RECORDS PROVIDED
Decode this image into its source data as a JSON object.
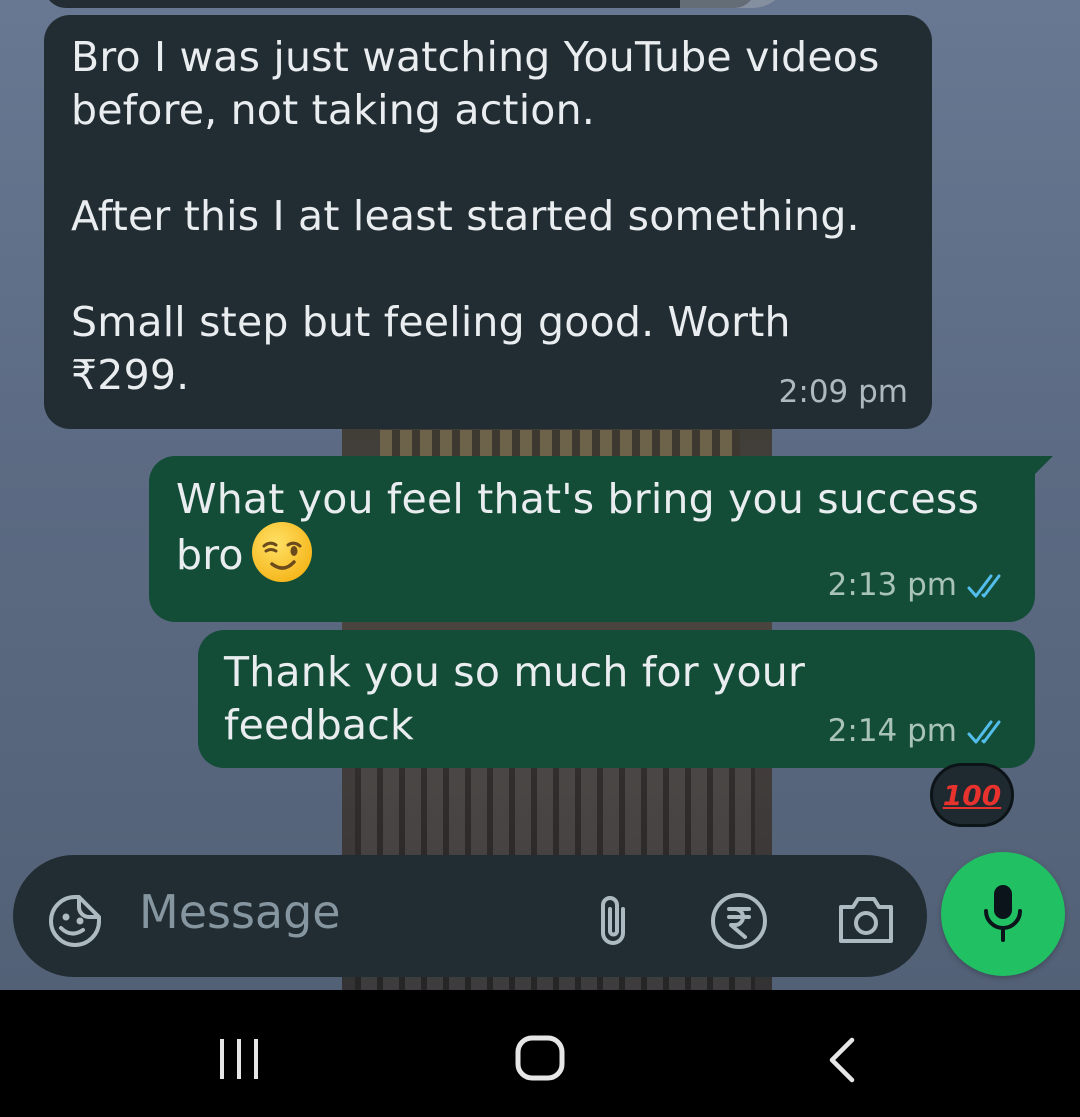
{
  "messages": [
    {
      "direction": "incoming",
      "text": "Bro I was just watching YouTube videos\nbefore, not taking action.\n\nAfter this I at least started something.\n\nSmall step but feeling good. Worth\n₹299.",
      "time": "2:09 pm"
    },
    {
      "direction": "outgoing",
      "text": "What you feel that's bring you success\nbro",
      "emoji": "winking-smile-emoji",
      "time": "2:13 pm",
      "status": "read"
    },
    {
      "direction": "outgoing",
      "text": "Thank you so much for your feedback",
      "time": "2:14 pm",
      "status": "read",
      "reaction": "100"
    }
  ],
  "composer": {
    "placeholder": "Message",
    "icons": [
      "emoji-sticker-icon",
      "paperclip-icon",
      "rupee-payment-icon",
      "camera-icon",
      "microphone-icon"
    ]
  },
  "navbar": {
    "icons": [
      "recents-icon",
      "home-icon",
      "back-icon"
    ]
  },
  "colors": {
    "incoming_bubble": "#222d33",
    "outgoing_bubble": "#134d37",
    "read_ticks": "#53bdeb",
    "mic_button": "#21c063",
    "reaction_red": "#e8322e"
  }
}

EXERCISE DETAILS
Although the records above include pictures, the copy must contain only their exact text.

WRITTEN ANSWER
Decode this image into its source data as a JSON object.
{
  "messages": [
    {
      "direction": "incoming",
      "text": "Bro I was just watching YouTube videos\nbefore, not taking action.\n\nAfter this I at least started something.\n\nSmall step but feeling good. Worth\n₹299.",
      "time": "2:09 pm"
    },
    {
      "direction": "outgoing",
      "text": "What you feel that's bring you success\nbro",
      "emoji": "winking-smile-emoji",
      "time": "2:13 pm",
      "status": "read"
    },
    {
      "direction": "outgoing",
      "text": "Thank you so much for your feedback",
      "time": "2:14 pm",
      "status": "read",
      "reaction": "100"
    }
  ],
  "composer": {
    "placeholder": "Message",
    "icons": [
      "emoji-sticker-icon",
      "paperclip-icon",
      "rupee-payment-icon",
      "camera-icon",
      "microphone-icon"
    ]
  },
  "navbar": {
    "icons": [
      "recents-icon",
      "home-icon",
      "back-icon"
    ]
  },
  "colors": {
    "incoming_bubble": "#222d33",
    "outgoing_bubble": "#134d37",
    "read_ticks": "#53bdeb",
    "mic_button": "#21c063",
    "reaction_red": "#e8322e"
  }
}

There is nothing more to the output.